We’re nuts for our Clough Pecan patented pecan varieties.

Andy Clough, Jr. has patented two pecan varieties,
’Eclipse’ and ’Excel,’ which are available as bare root trees from the
Clough Pecan Company tree nursery.

It is best to transplant bare-root trees while they are dormant, between December and March. To successfully grow pecan trees, it is important to water them regularly for the first two to three years. While you do not want to put fertilizer in the planting hole when transplanting – fertilizer can burn the roots, damaging or even killing the tree – you do want to apply fertilizer (about one pound of 5-10-5) in June after planting, distributing it in a 25-square-foot area around the tree, but not within 12 inches of the tree’s trunk. The following year, apply one pound of 10-10-10 fertilizer in March and in June, but again, keep the fertilizer away from the trunk.

Nursery Tree Pricing:

3-4 Ft bare-root nursery trees: $14 each

4-5 Ft bare-root nursery trees: $16 each

5-6 Ft bare-root nursery trees: $18 each

6 Ft+ bare-root nursery trees: $20 each

*Add $3 per size for Avalon & Ellis bare-root trees

Orders are taken year round for nursery trees. However, the trees sell out fast each year, therefore place your orders early. Six months minimum, in advance, is suggested for large orders.

Custom Graftings Available -Pre-planning is a must for custom grafting. Call for details: 912-449-4585

No trees are shipped. Trees must be picked up from Clough Pecan Nursery. Pick up is in January and February as most trees need to be in the ground by March 5th.

Nursery@CloughPecan.com for more info on bare-root nursery trees from Clough Pecan.

Eclipse – Clough Pecan Patented Variety

Andy Clough discovered a seedling of the ’Eclipse’ pecan variety in a cultivated area on the Clough Pecan Company farm. Noting the exceptionally early harvest date, high nut quality, good productivity, and resistance to scab disease and other pests, Andy took graft wood of the original ’Eclipse’ pecan tree and propagated it by inlay bark grafting onto approximately 50 trees in the Clough test orchards. Additionally, wood was provided for testing purposes to Dr. Bill Goff of Auburn University, who propagated 12 ’Eclipse’ pecan trees in a research planting at the Auburn University E.V. Smith Research Center near Tallassee, Ala. in spring 2010. In all cases, all horticultural traits observed including leaf shape color, and morphology, bud form, bark color and texture observed are identical to the parent tree, as is normal and expected when pecan trees are propagated by grafting.
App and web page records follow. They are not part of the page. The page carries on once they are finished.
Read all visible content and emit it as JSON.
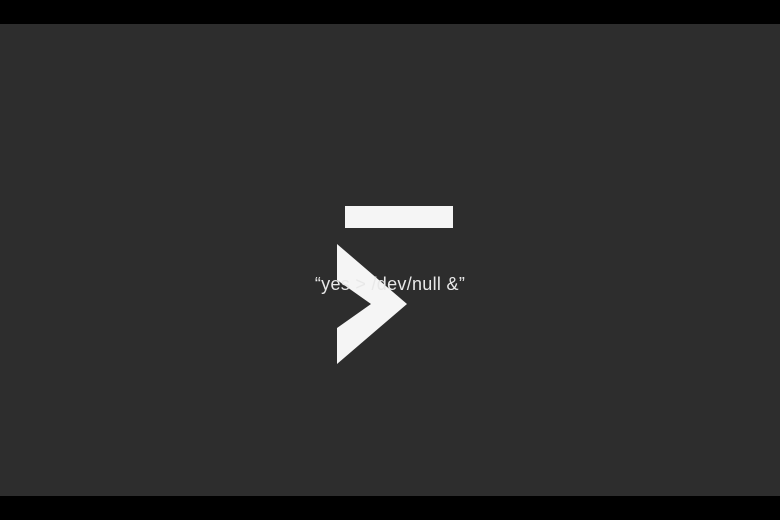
{
  "icon": {
    "name": "terminal-prompt-icon",
    "chevron_color": "#f5f5f5",
    "underscore_color": "#f5f5f5"
  },
  "caption": {
    "text": "“yes > /dev/null &”"
  },
  "colors": {
    "background": "#2d2d2d",
    "letterbox": "#000000",
    "foreground": "#f5f5f5",
    "caption": "#e8e8e8"
  }
}
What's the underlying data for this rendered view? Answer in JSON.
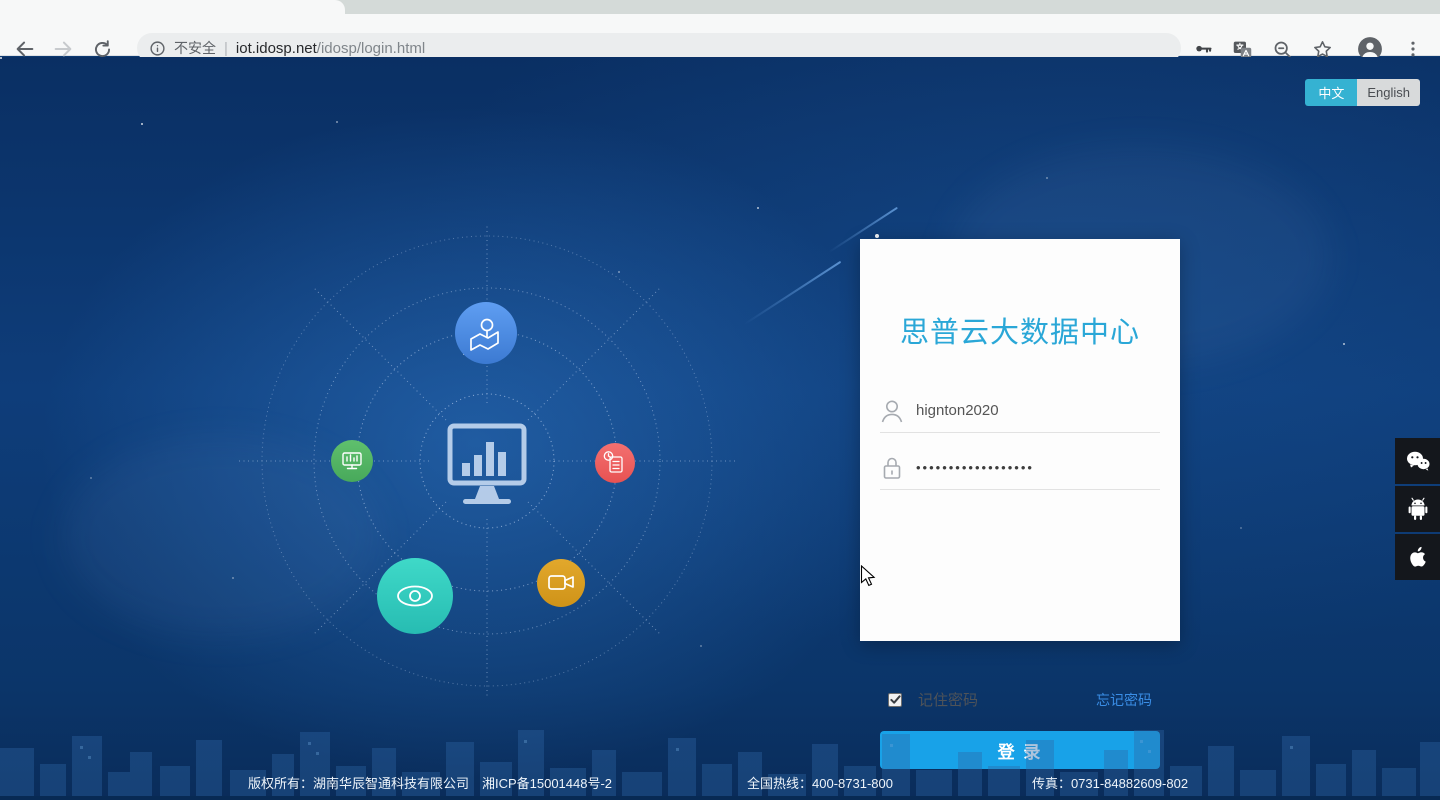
{
  "browser": {
    "security_label": "不安全",
    "url_host": "iot.idosp.net",
    "url_path": "/idosp/login.html"
  },
  "language": {
    "chinese": "中文",
    "english": "English"
  },
  "login": {
    "title": "思普云大数据中心",
    "username_value": "hignton2020",
    "password_masked": "••••••••••••••••••",
    "remember_label": "记住密码",
    "remember_checked": "true",
    "forgot_label": "忘记密码",
    "login_button": "登 录"
  },
  "footer": {
    "copyright": "版权所有：湖南华辰智通科技有限公司　湘ICP备15001448号-2",
    "hotline": "全国热线：400-8731-800",
    "fax": "传真：0731-84882609-802"
  },
  "icons": {
    "toolbar": [
      "back-icon",
      "forward-icon",
      "reload-icon",
      "info-icon",
      "key-icon",
      "translate-icon",
      "zoom-out-icon",
      "star-icon",
      "profile-avatar-icon",
      "menu-dots-icon"
    ],
    "orbit_center": "dashboard-monitor-icon",
    "orbit_satellites": [
      "map-pin-icon",
      "monitor-chart-icon",
      "report-clock-icon",
      "eye-icon",
      "video-camera-icon"
    ],
    "social": [
      "wechat-icon",
      "android-icon",
      "apple-icon"
    ],
    "form": [
      "user-icon",
      "lock-icon"
    ]
  },
  "colors": {
    "background_navy": "#0d3a72",
    "accent_cyan": "#35b2d2",
    "title_blue": "#2aa7d7",
    "button_blue": "#18a2e8",
    "link_blue": "#3a8ee6",
    "satellite_blue": "#4a8ee8",
    "satellite_green": "#54b763",
    "satellite_red": "#ef5e5e",
    "satellite_teal": "#30cfc0",
    "satellite_orange": "#d89c22"
  }
}
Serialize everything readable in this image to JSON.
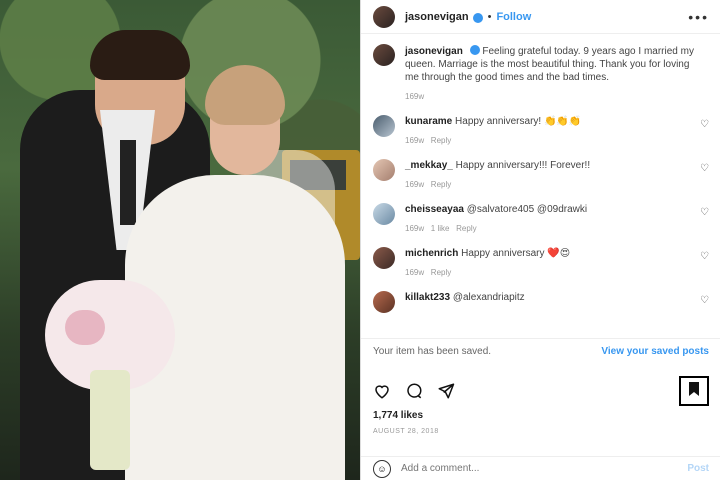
{
  "header": {
    "username": "jasonevigan",
    "separator": "•",
    "follow_label": "Follow",
    "more_label": "•••"
  },
  "caption": {
    "username": "jasonevigan",
    "text": "Feeling grateful today. 9 years ago I married my queen. Marriage is the most beautiful thing. Thank you for loving me through the good times and the bad times.",
    "time": "169w"
  },
  "comments": [
    {
      "username": "kunarame",
      "text": "Happy anniversary! 👏👏👏",
      "time": "169w",
      "reply": "Reply"
    },
    {
      "username": "_mekkay_",
      "text": "Happy anniversary!!! Forever!!",
      "time": "169w",
      "reply": "Reply"
    },
    {
      "username": "cheisseayaa",
      "text": "@salvatore405 @09drawki",
      "time": "169w",
      "likes": "1 like",
      "reply": "Reply"
    },
    {
      "username": "michenrich",
      "text": "Happy anniversary ❤️😍",
      "time": "169w",
      "reply": "Reply"
    },
    {
      "username": "killakt233",
      "text": "@alexandriapitz",
      "time": "",
      "reply": ""
    }
  ],
  "saved": {
    "message": "Your item has been saved.",
    "link": "View your saved posts"
  },
  "stats": {
    "likes": "1,774 likes",
    "date": "AUGUST 28, 2018"
  },
  "comment_box": {
    "placeholder": "Add a comment...",
    "post_label": "Post"
  },
  "icons": [
    "heart-icon",
    "comment-icon",
    "share-icon",
    "bookmark-icon",
    "emoji-icon",
    "more-icon"
  ],
  "colors": {
    "link": "#3897f0",
    "post_disabled": "#b4d6f7"
  }
}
Characteristics of the tree and nuts, and history of origin, lead to speculation that the parents may be ‘Moore’בPawnee’. The nuts resemble ‘Pawnee’, though earlier and more scab resistant. Bark color and texture resemble ‘Moore’. ’Eclipse’ has an extremely early harvest date, about two weeks earlier than ‘Pawnee’. No other known pecan cultivar has a harvest date this early. The nuts are longer and more slender than the ‘Pawnee’ nuts, with thin shells like Pawnee’, and kernels are similar to ‘Pawnee’, with bright kernel color and occasional flecking. Yield seems to be greater than ‘Pawnee’ and demonstrates less alternate bearing.

’Eclipse’ is a Type 1 pollinator requiring a Type 2 pollinator for nut production. ’Eclipse’ averages 60 nuts per pound and 55% kernel. ’Eclipse’ is hardy in USDA Zones 5a-9b.

Excel – Clough Pecan Patented Variety

Andy noticed a tree of the ’Excel’ pecan variety, estimated to be 20 to 25 years old at the time of discovery, growing in the Clough orchards in 1990. The tree’s superior characteristics earned it the name ’Excel’. In particular, ’Excel’ is an early bearing tree with fruit maturing and ready for harvest about the first week in October, or two weeks earlier than the standard ‘Stuart’ variety. Surprisingly, ’Excel’ actually blooms out later than the ‘Stuart’ variety, yet produces mature nuts that ripen earlier.

’Excel’ displays a semi-dwarf type growth with small twiglets. Average height and spread is 20 feet. Thin limbs and sparse leaf canopy give it a willowy look, but allow for good air circulation and sunlight which help prevent insect and disease damage.

’Excel’ bears a relatively good crop at an early age; trees have been shown to bear at three years after transplanting, with increased heavy production thereafter. It has a large nut, producing about 50 nuts per pound. The fruit has a thick shell, making it bird resistant, and has an excellent quality that yields about 51%. The kernels are a golden color with a heavy oil content. It shells well, and kernels typically fall out in full, complete halves.

A large nut size means ’Excel’ will need plenty of water in August and September. ’Excel’ can be harvested in late September through early October in most years. ’Excel’ is hardy in USDA Zones 5a-9b.